PORT FOURCHON, La. — What British Petroleum calls the best short-term solution to stopping the gush of oil, still leaking out of control into the Gulf of Mexico, was expected to leave Port Fourchon late this afternoon.
Crews loaded the 100-ton, 40-feet high steel and concrete box on to a supply boat. BP is hauling it 50 miles offshore in the hopes of bottling up the oil, now spewing more than 200,000 gallons of crude oil a day.
Tuesday, underwater robotic subs capped one of three leaks.
Chemical dispersants are also being sprayed on the wellhead to break up oil before it hits the surface.
BP is hoping to drop the oil containment system on top of one of the two remaining leaks.
“It will actually seal over the leak and then we’ll engineer piping that goes up to a barge and we’ll be able to funnel that oil that is escaping now,” said BP spokesman Curtis Thomas.
BP hopes to guide the containment boxes down to the underwater leak with remote submarines.
New Orleans engineer Sam Scandaliato said working in 5000 feet of water will be difficult. “I think the trick is getting over that hole,” said Scandaliato. “That’s like looking for a needle in a haystack. Although they know where the needle is, they got to get it through this mile of water.”
Scandaliato also said if the box hits the hole, getting a good seal on the sandy seabed could be the system’s Achilles’ heel.
“This is really an experiment,” said Scandaliato. “If it only works 50 percent, that’s better than we got now, because I don’t think we can contain this oil coming out the way it is too much longer.”
This is the first time this system has been used in deep water.
BP said it will take about 12 hours to float the boxes out to the source of the leak.
“It will take about two days to put it on the sea floor,” said BP chief operating officer Doug Suttles. “As you can imagine, we’re landing a very, very large, essentially metal building on the sea floor to capture the flow.”

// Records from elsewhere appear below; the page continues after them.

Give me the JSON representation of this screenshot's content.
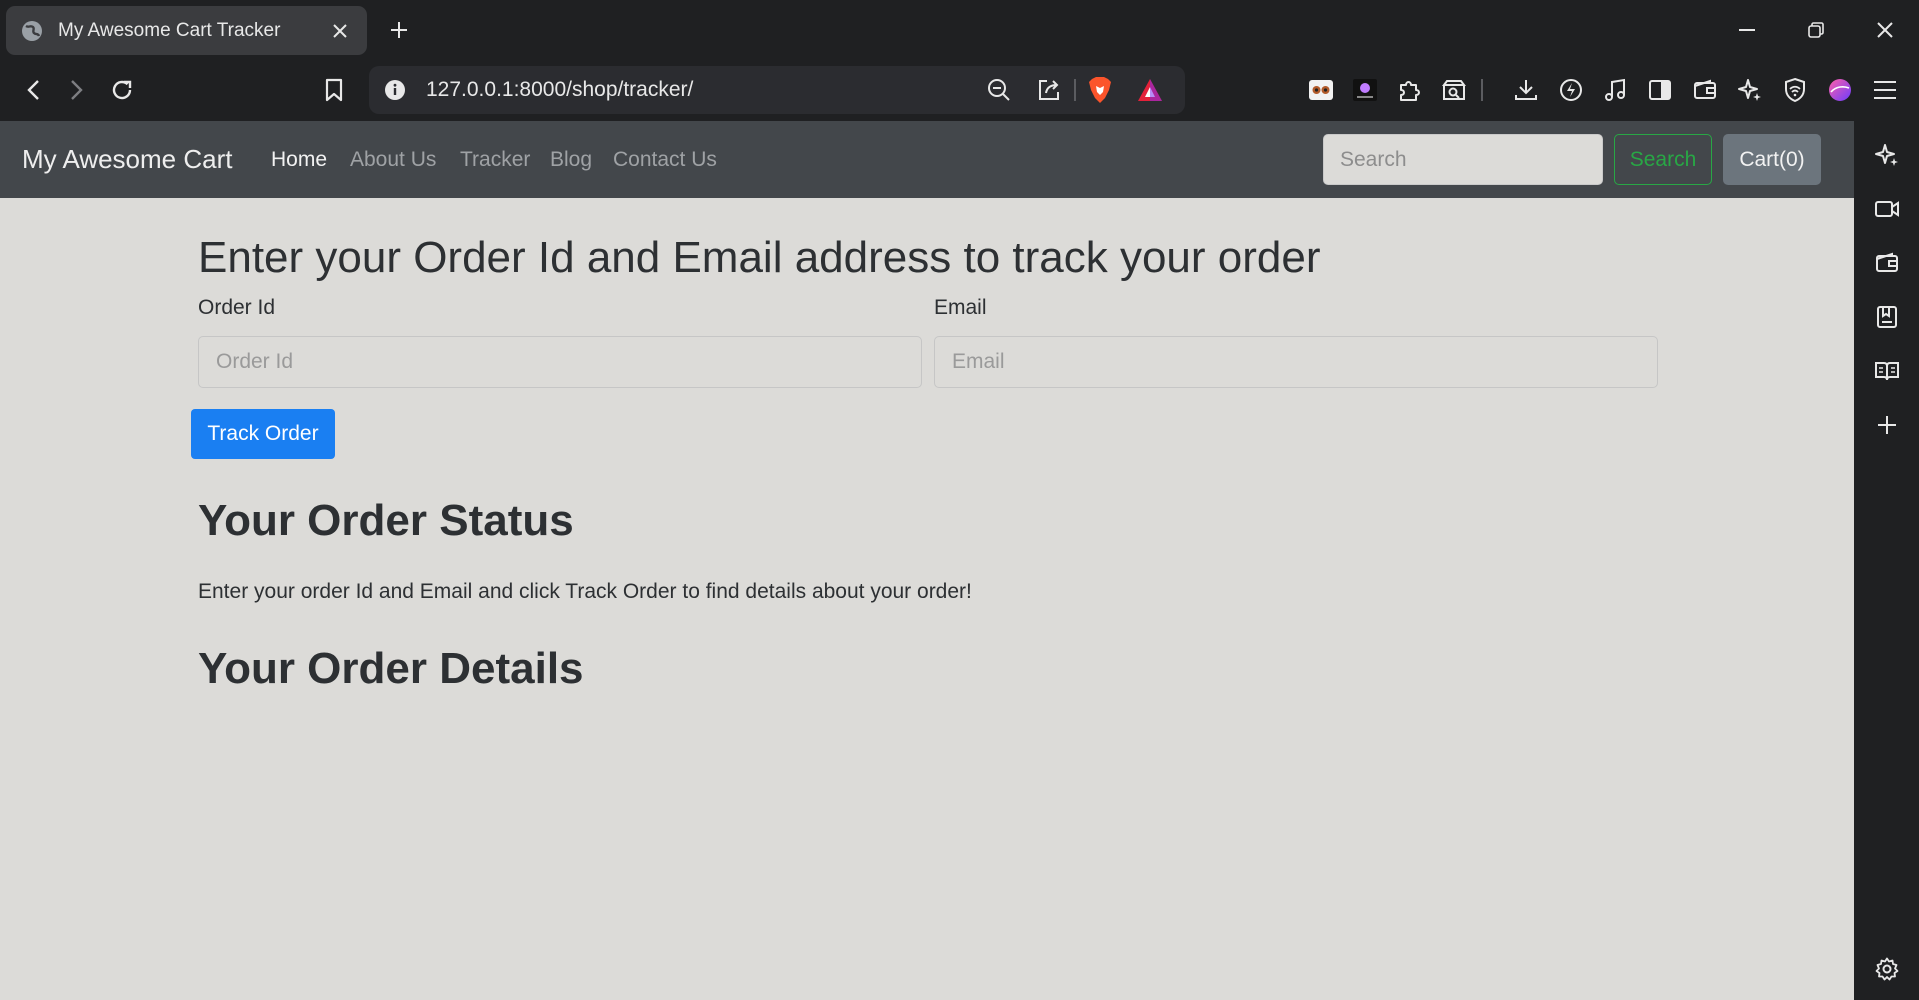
{
  "browser": {
    "tab": {
      "title": "My Awesome Cart Tracker",
      "favicon": "globe-icon"
    },
    "url": "127.0.0.1:8000/shop/tracker/"
  },
  "site": {
    "brand": "My Awesome Cart",
    "nav": [
      {
        "label": "Home",
        "active": true
      },
      {
        "label": "About Us",
        "active": false
      },
      {
        "label": "Tracker",
        "active": false
      },
      {
        "label": "Blog",
        "active": false
      },
      {
        "label": "Contact Us",
        "active": false
      }
    ],
    "search_placeholder": "Search",
    "search_button": "Search",
    "cart_button": "Cart(0)"
  },
  "tracker": {
    "heading": "Enter your Order Id and Email address to track your order",
    "order_id_label": "Order Id",
    "order_id_placeholder": "Order Id",
    "order_id_value": "",
    "email_label": "Email",
    "email_placeholder": "Email",
    "email_value": "",
    "submit_label": "Track Order"
  },
  "status": {
    "heading": "Your Order Status",
    "message": "Enter your order Id and Email and click Track Order to find details about your order!"
  },
  "details": {
    "heading": "Your Order Details"
  },
  "colors": {
    "primary": "#1a7ff2",
    "success": "#28a745",
    "secondary": "#6c757d",
    "navbar": "#43474b",
    "page_background": "#dcdbd8",
    "brave_orange": "#fb542b"
  }
}
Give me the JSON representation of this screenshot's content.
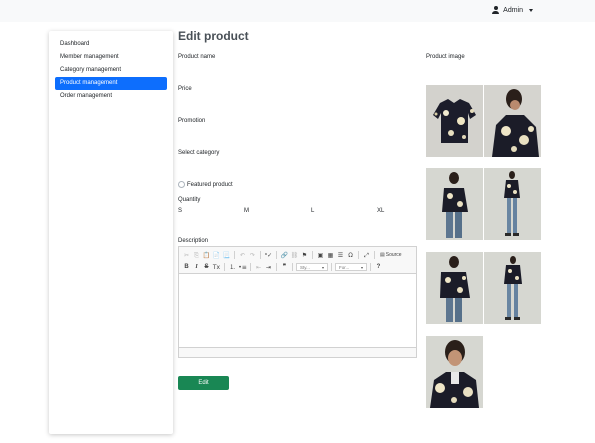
{
  "topbar": {
    "user_label": "Admin"
  },
  "sidebar": {
    "items": [
      {
        "label": "Dashboard",
        "active": false
      },
      {
        "label": "Member management",
        "active": false
      },
      {
        "label": "Category management",
        "active": false
      },
      {
        "label": "Product management",
        "active": true
      },
      {
        "label": "Order management",
        "active": false
      }
    ]
  },
  "form": {
    "title": "Edit product",
    "product_name_label": "Product name",
    "price_label": "Price",
    "promotion_label": "Promotion",
    "category_label": "Select category",
    "featured_label": "Featured product",
    "quantity_label": "Quantity",
    "sizes": [
      "S",
      "M",
      "L",
      "XL"
    ],
    "description_label": "Description",
    "submit_label": "Edit"
  },
  "editor": {
    "source_label": "Source",
    "styles_placeholder": "Sty...",
    "format_placeholder": "For..."
  },
  "images": {
    "label": "Product image",
    "count": 7
  },
  "colors": {
    "accent": "#0d6efd",
    "submit": "#198754"
  }
}
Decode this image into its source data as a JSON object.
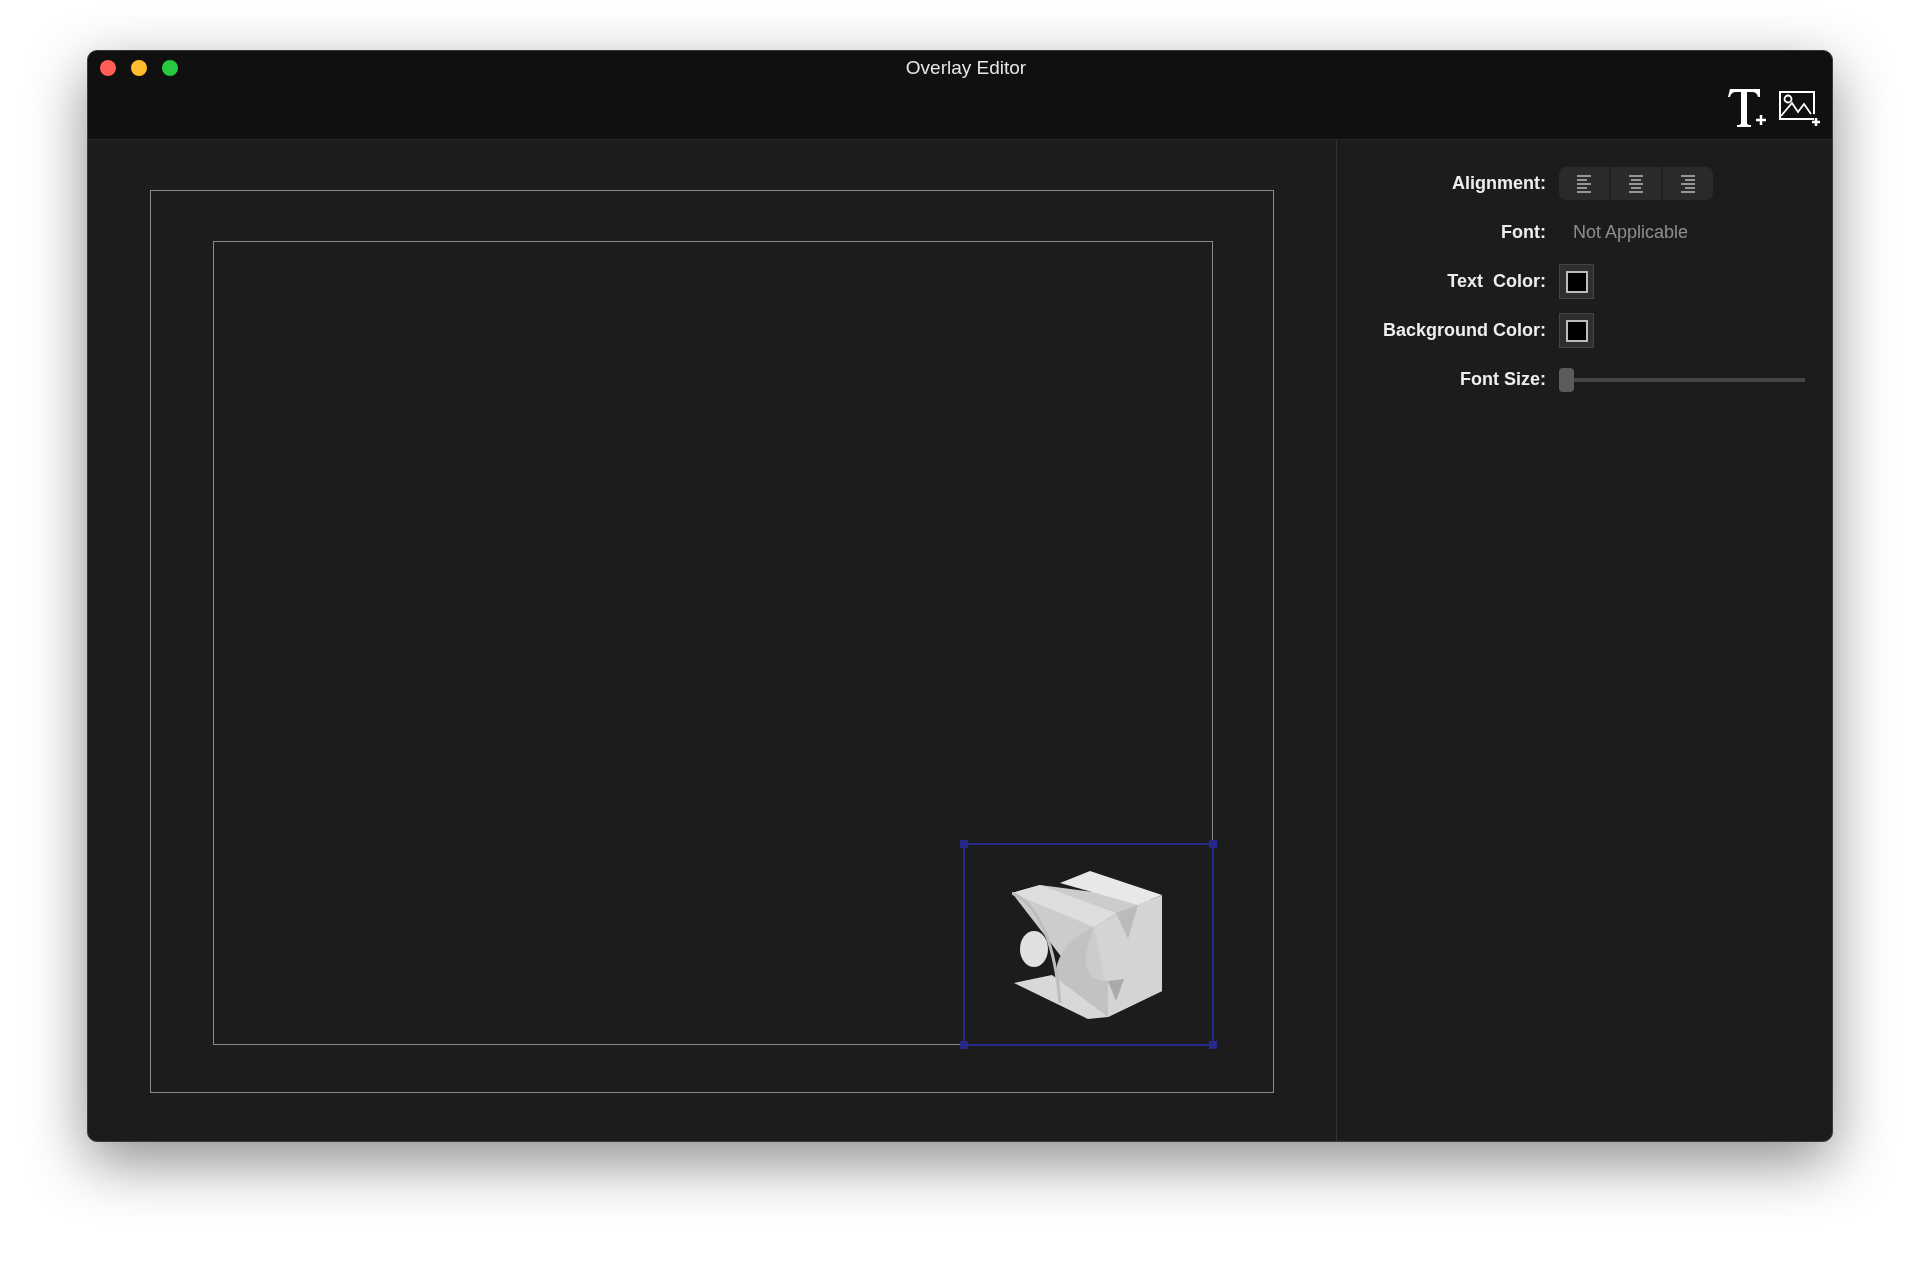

BP hopes to begin the flow of oil in the containment system as early as Monday. It is only a stop gap measure until crews can drill a relief well and cap the leaks. That could take about 90 days to complete.